ginger. A full, lush law will tend to crowd out even the choicest weeds,
so look at the edges and shady areas for more variety. Digging out
unwanted weeds can create space for new plants to colonize.
Caring for an edible lawn is more a question of not doing:
- Don't use chemicals, because you and your kids may be eating them (or the food that grows downhill).
- Don't mow too much. Set your mower blade an inch higher, to spare the choicest young salad leaves while knocking the spunk out of older leaves and seed-heads.
- Don't break your back pulling "weeds." Save your energy for plants that are poisonous, truly unsightly, or both.
- If you really need to kill a particular weed, pull it early (when the soil is still moist) or try spot-treating weeds with boiling water. 'Organic Lawn Care for the Cheap and Lazy' at www.richsoil.com has a few other recommendations for non-toxic tricks, such as soil amendments to favor grass over dandelions. Wear gloves to get rid of poisonous pests like tansy, poison hemlock, or poison oak.
When you're ready to harvest, take the time to get acquainted with your crop. Get a reliable book, ask local Master Gardeners or other experts. There's nothing like a personal introduction to start your relationship with new plants on the right foot.
It's also a very good idea to start by tasting tiny amounts, work up to a bite every few hours, and so on until you can comfortably eat a larger amount or use it as a garnish. Give your guests the same courtesy: introduce them, and let them make up their own minds what, and how much, to eat.
There are wild food enthusiast groups all over the country if you want encouragement.
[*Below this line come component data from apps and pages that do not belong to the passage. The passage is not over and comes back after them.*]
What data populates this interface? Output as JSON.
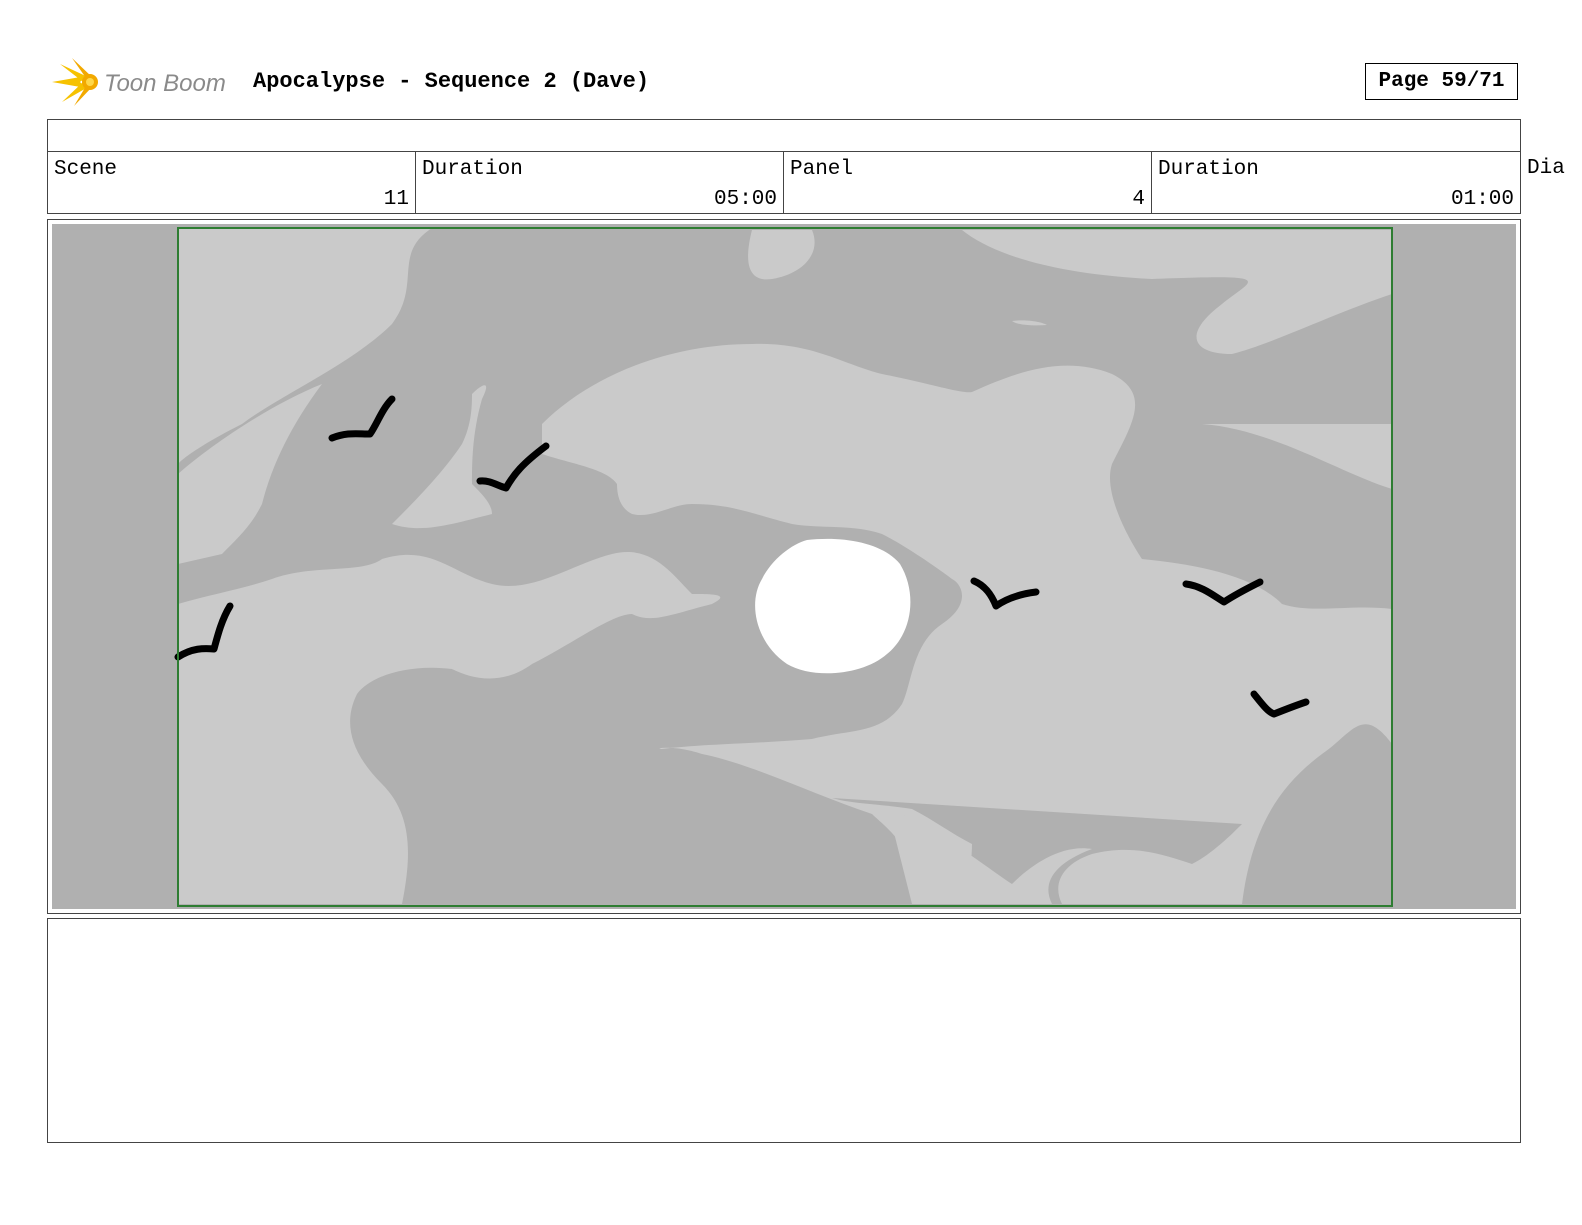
{
  "header": {
    "logo_text": "Toon Boom",
    "title": "Apocalypse - Sequence 2 (Dave)",
    "page": "Page 59/71"
  },
  "info": {
    "scene_label": "Scene",
    "scene_value": "11",
    "scene_duration_label": "Duration",
    "scene_duration_value": "05:00",
    "panel_label": "Panel",
    "panel_value": "4",
    "panel_duration_label": "Duration",
    "panel_duration_value": "01:00",
    "dialogue_label": "Dia"
  },
  "panel": {
    "frame_color": "#2e7d32",
    "sky_dark": "#b0b0b0",
    "cloud_light": "#cacaca",
    "sun_color": "#ffffff",
    "bird_color": "#000000"
  },
  "notes": {
    "text": ""
  }
}
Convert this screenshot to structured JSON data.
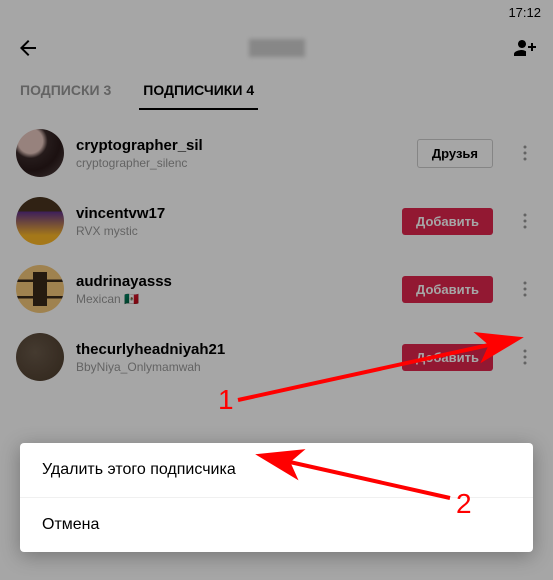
{
  "status": {
    "time": "17:12"
  },
  "tabs": {
    "subscriptions": {
      "label": "ПОДПИСКИ",
      "count": "3"
    },
    "followers": {
      "label": "ПОДПИСЧИКИ",
      "count": "4"
    }
  },
  "buttons": {
    "friends": "Друзья",
    "add": "Добавить"
  },
  "followers": [
    {
      "username": "cryptographer_sil",
      "subtitle": "cryptographer_silenc",
      "action": "friends"
    },
    {
      "username": "vincentvw17",
      "subtitle": "RVX mystic",
      "action": "add"
    },
    {
      "username": "audrinayasss",
      "subtitle": "Mexican 🇲🇽",
      "action": "add"
    },
    {
      "username": "thecurlyheadniyah21",
      "subtitle": "BbyNiya_Onlymamwah",
      "action": "add"
    }
  ],
  "sheet": {
    "remove": "Удалить этого подписчика",
    "cancel": "Отмена"
  },
  "annotations": {
    "step1": "1",
    "step2": "2"
  }
}
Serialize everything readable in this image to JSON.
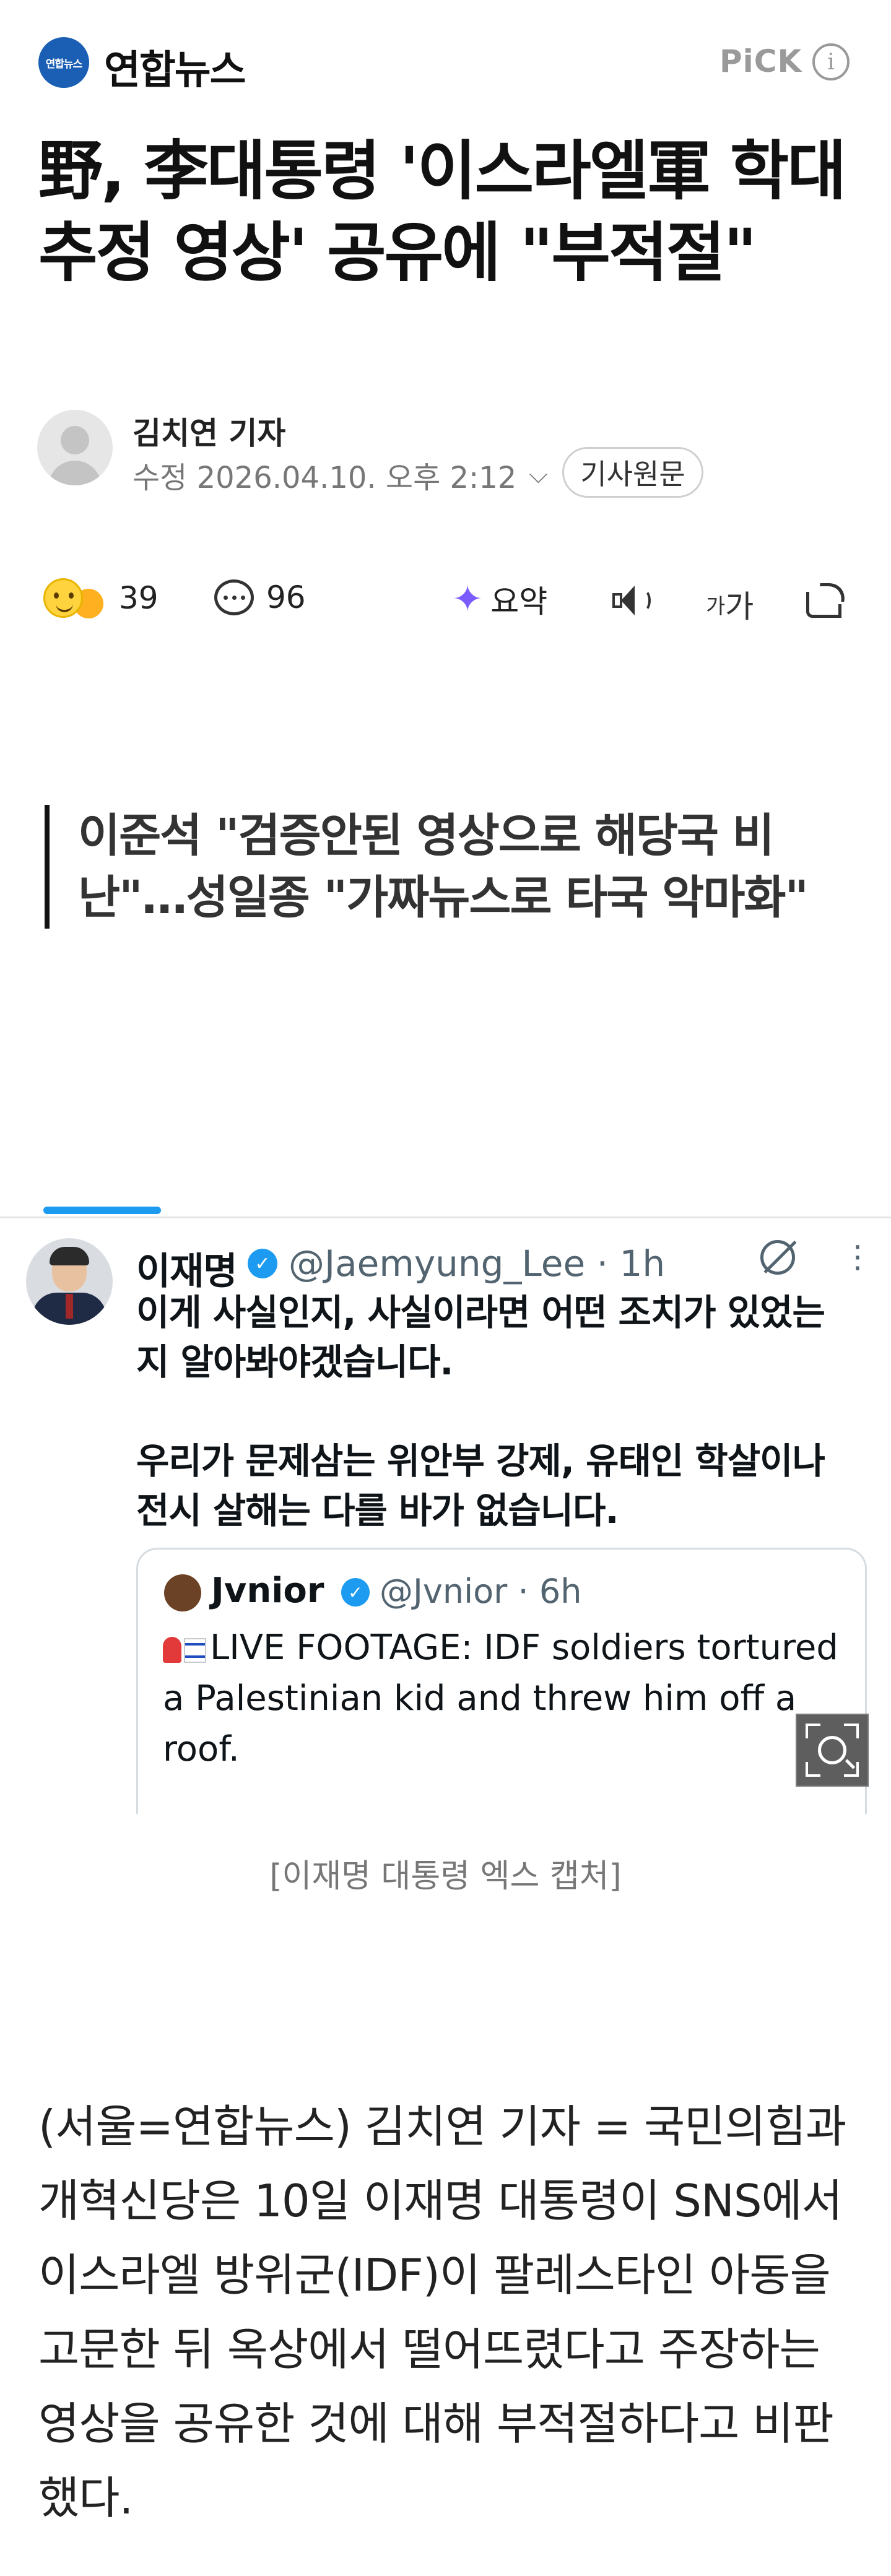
{
  "header": {
    "logo_mark": "연합뉴스",
    "logo_text": "연합뉴스",
    "pick_label": "PiCK",
    "info_icon": "info-icon"
  },
  "article": {
    "headline": "野, 李대통령 '이스라엘軍 학대 추정 영상' 공유에 \"부적절\"",
    "reporter": "김치연 기자",
    "meta": "수정 2026.04.10. 오후 2:12",
    "original_button": "기사원문",
    "subheadline": "이준석 \"검증안된 영상으로 해당국 비난\"…성일종 \"가짜뉴스로 타국 악마화\"",
    "caption": "[이재명 대통령 엑스 캡처]",
    "body": "(서울=연합뉴스) 김치연 기자 = 국민의힘과 개혁신당은 10일 이재명 대통령이 SNS에서 이스라엘 방위군(IDF)이 팔레스타인 아동을 고문한 뒤 옥상에서 떨어뜨렸다고 주장하는 영상을 공유한 것에 대해 부적절하다고 비판했다."
  },
  "actions": {
    "reactions_count": "39",
    "comments_count": "96",
    "summary_label": "요약",
    "fontsize_small": "가",
    "fontsize_large": "가"
  },
  "embedded_post": {
    "author": "이재명",
    "handle": "@Jaemyung_Lee · 1h",
    "text1": "이게 사실인지, 사실이라면 어떤 조치가 있었는지 알아봐야겠습니다.",
    "text2": "우리가 문제삼는 위안부 강제, 유태인 학살이나 전시 살해는 다를 바가 없습니다.",
    "quoted": {
      "author": "Jvnior",
      "handle": "@Jvnior · 6h",
      "text": "LIVE FOOTAGE: IDF soldiers tortured a Palestinian kid and threw him off a roof."
    }
  },
  "colors": {
    "brand_blue": "#1a5fb4",
    "twitter_blue": "#1d9bf0",
    "summary_purple": "#7b5cff"
  }
}
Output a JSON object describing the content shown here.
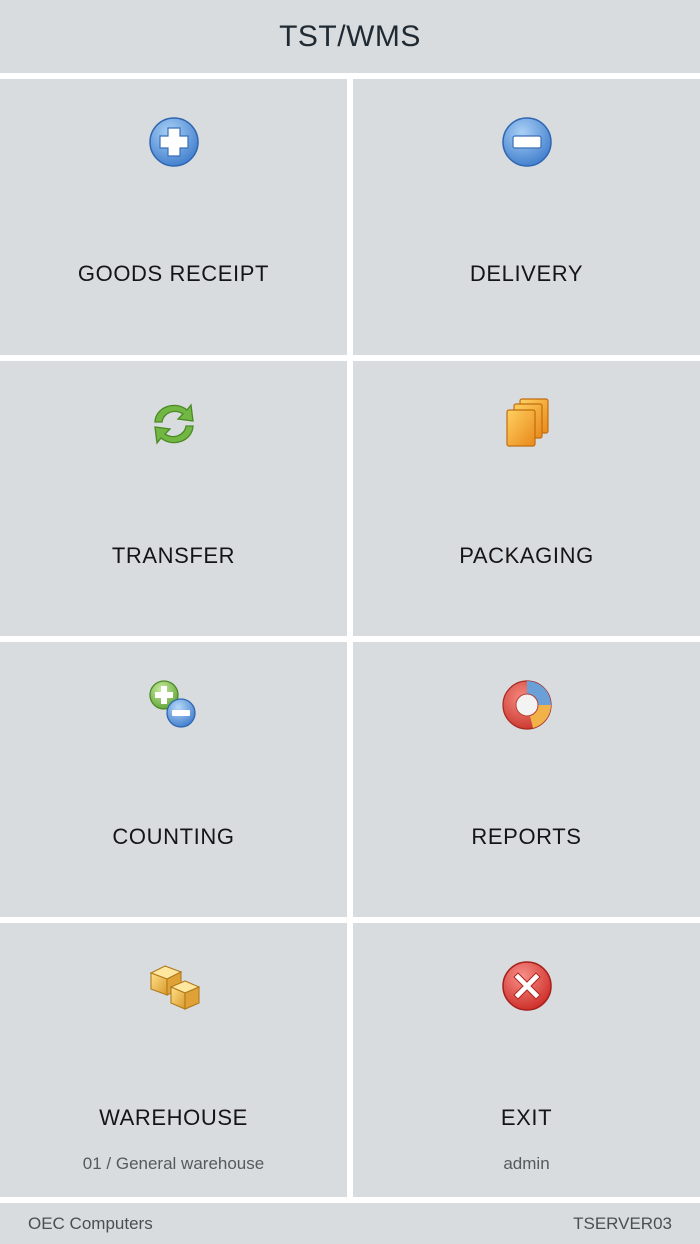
{
  "app": {
    "title": "TST/WMS"
  },
  "menu": {
    "goods_receipt": {
      "label": "GOODS RECEIPT",
      "icon": "plus-circle-icon"
    },
    "delivery": {
      "label": "DELIVERY",
      "icon": "minus-circle-icon"
    },
    "transfer": {
      "label": "TRANSFER",
      "icon": "refresh-arrows-icon"
    },
    "packaging": {
      "label": "PACKAGING",
      "icon": "stacked-boxes-icon"
    },
    "counting": {
      "label": "COUNTING",
      "icon": "plus-minus-icon"
    },
    "reports": {
      "label": "REPORTS",
      "icon": "pie-chart-icon"
    },
    "warehouse": {
      "label": "WAREHOUSE",
      "sub": "01 / General warehouse",
      "icon": "cardboard-boxes-icon"
    },
    "exit": {
      "label": "EXIT",
      "sub": "admin",
      "icon": "close-circle-icon"
    }
  },
  "footer": {
    "company": "OEC Computers",
    "server": "TSERVER03"
  },
  "colors": {
    "tile_bg": "#d9dcdf",
    "divider": "#ffffff",
    "blue_icon": "#5b95d6",
    "green_icon": "#6bb03f",
    "orange_icon": "#f0a020",
    "red_icon": "#d9302b"
  }
}
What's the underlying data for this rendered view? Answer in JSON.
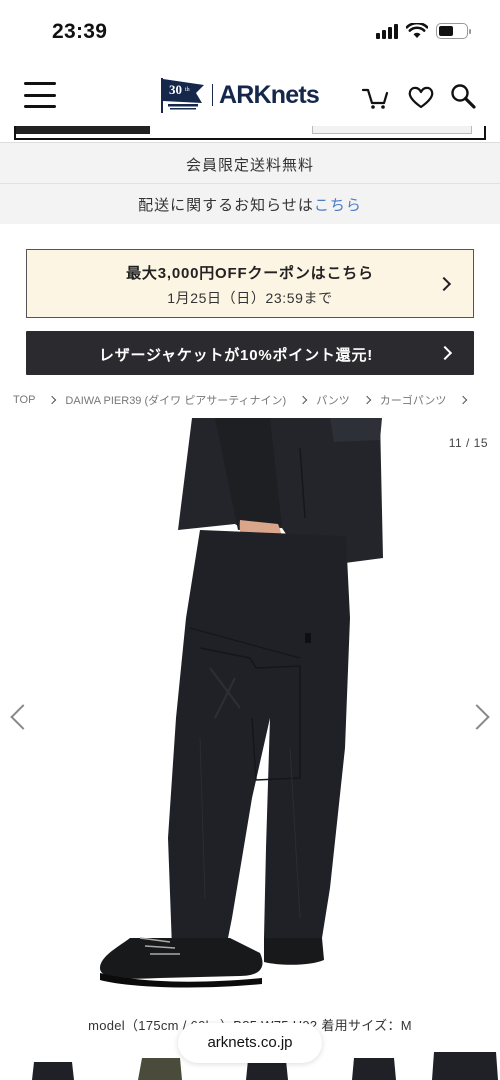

Some are scary-enthusiastic (nightshade jams and mystery mushrooms) while others are excellent botanists and careful mentors. Ask around, and get to know who you can trust locally.
Groups that may host wild food potlucks, classes, or excursions in the Portland, Oregon and vicinity include:
- hiking and wildlife clubs like the Mazamas, Audubon Society, and Friends of ___ (e.g. Tryon Creek, Forest Park, the Columbia Gorge, Oaks Bottom, etc)
- local farms and herbariums like Sauvie Island Organics, TLC Farm,
- dedicated wilderness education groups like TrackersNW,and Wild Foods Adventures (led by John Kallas).
- annual "rendezvous" where enthusiasts from around our region meet to share knowledge and harvest abundant seasonal foods.
Online resources include regional university and extension service websites, and online forums where gardeners and wildcrafters share personal knowledge:
An earlier version of this article was published in Portland's Village Builder magazine, May 18-26, 2008. Photos of mustard and chickweed were swapped in that publication; the photos above are shown correctly. -The Author